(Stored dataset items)
--- START ---

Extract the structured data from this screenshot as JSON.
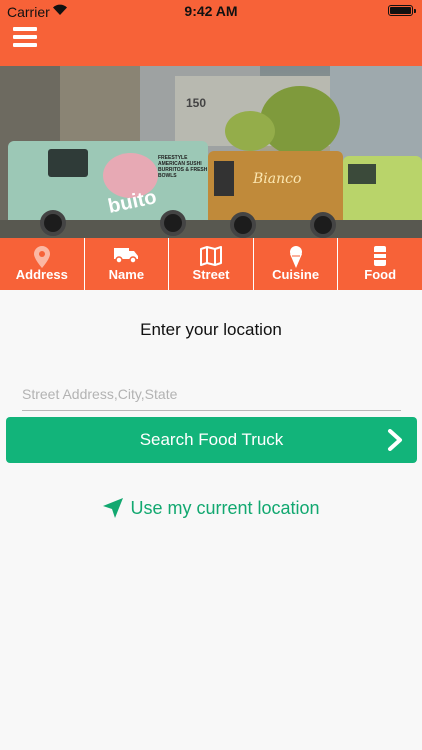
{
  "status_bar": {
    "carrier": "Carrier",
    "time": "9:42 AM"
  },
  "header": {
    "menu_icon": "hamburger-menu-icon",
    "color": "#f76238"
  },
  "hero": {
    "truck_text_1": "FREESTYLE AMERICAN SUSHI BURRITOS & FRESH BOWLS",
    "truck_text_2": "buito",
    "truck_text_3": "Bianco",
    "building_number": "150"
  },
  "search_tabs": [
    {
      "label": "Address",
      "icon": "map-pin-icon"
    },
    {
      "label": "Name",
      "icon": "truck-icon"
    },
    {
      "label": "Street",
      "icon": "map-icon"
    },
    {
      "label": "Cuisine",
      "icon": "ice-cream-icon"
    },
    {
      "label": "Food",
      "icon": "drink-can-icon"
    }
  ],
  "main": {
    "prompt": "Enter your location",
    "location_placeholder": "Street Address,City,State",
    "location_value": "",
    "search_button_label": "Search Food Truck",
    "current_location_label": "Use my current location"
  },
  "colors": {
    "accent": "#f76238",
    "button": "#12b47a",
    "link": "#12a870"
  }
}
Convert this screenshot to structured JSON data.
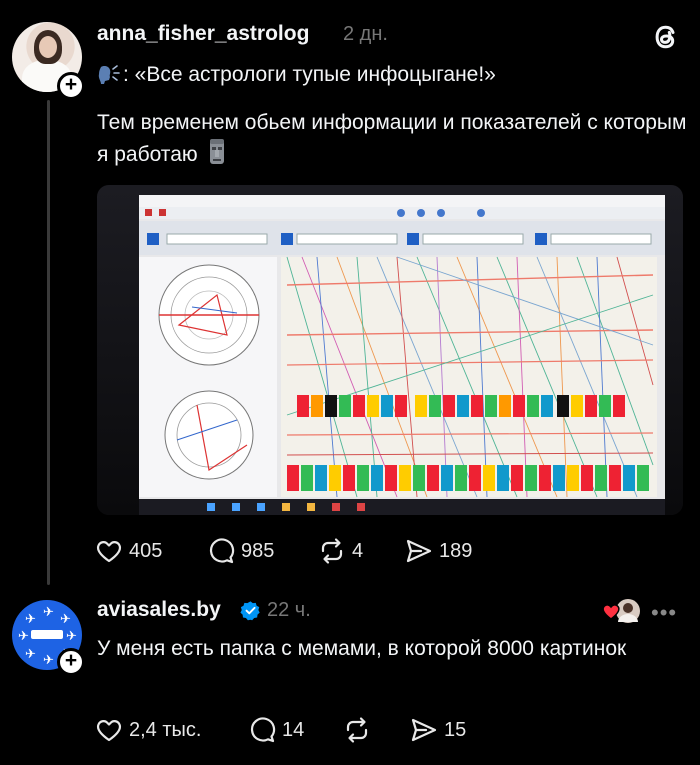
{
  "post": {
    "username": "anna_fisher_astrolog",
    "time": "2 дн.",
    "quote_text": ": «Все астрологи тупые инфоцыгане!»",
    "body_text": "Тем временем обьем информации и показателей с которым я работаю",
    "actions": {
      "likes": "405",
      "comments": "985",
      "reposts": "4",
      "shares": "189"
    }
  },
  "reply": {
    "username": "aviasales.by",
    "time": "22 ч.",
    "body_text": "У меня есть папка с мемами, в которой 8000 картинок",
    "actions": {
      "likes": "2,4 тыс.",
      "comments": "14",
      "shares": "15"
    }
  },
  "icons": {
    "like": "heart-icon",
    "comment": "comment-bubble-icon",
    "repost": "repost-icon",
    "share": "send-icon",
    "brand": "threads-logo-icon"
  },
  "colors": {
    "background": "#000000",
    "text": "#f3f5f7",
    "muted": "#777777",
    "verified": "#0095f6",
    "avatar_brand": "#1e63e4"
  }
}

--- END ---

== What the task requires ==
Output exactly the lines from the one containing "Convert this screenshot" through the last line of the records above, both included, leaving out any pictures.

== Response area ==
Convert this screenshot to structured JSON data.
{
  "post": {
    "username": "anna_fisher_astrolog",
    "time": "2 дн.",
    "quote_text": ": «Все астрологи тупые инфоцыгане!»",
    "body_text": "Тем временем обьем информации и показателей с которым я работаю",
    "actions": {
      "likes": "405",
      "comments": "985",
      "reposts": "4",
      "shares": "189"
    }
  },
  "reply": {
    "username": "aviasales.by",
    "time": "22 ч.",
    "body_text": "У меня есть папка с мемами, в которой 8000 картинок",
    "actions": {
      "likes": "2,4 тыс.",
      "comments": "14",
      "shares": "15"
    }
  },
  "icons": {
    "like": "heart-icon",
    "comment": "comment-bubble-icon",
    "repost": "repost-icon",
    "share": "send-icon",
    "brand": "threads-logo-icon"
  },
  "colors": {
    "background": "#000000",
    "text": "#f3f5f7",
    "muted": "#777777",
    "verified": "#0095f6",
    "avatar_brand": "#1e63e4"
  }
}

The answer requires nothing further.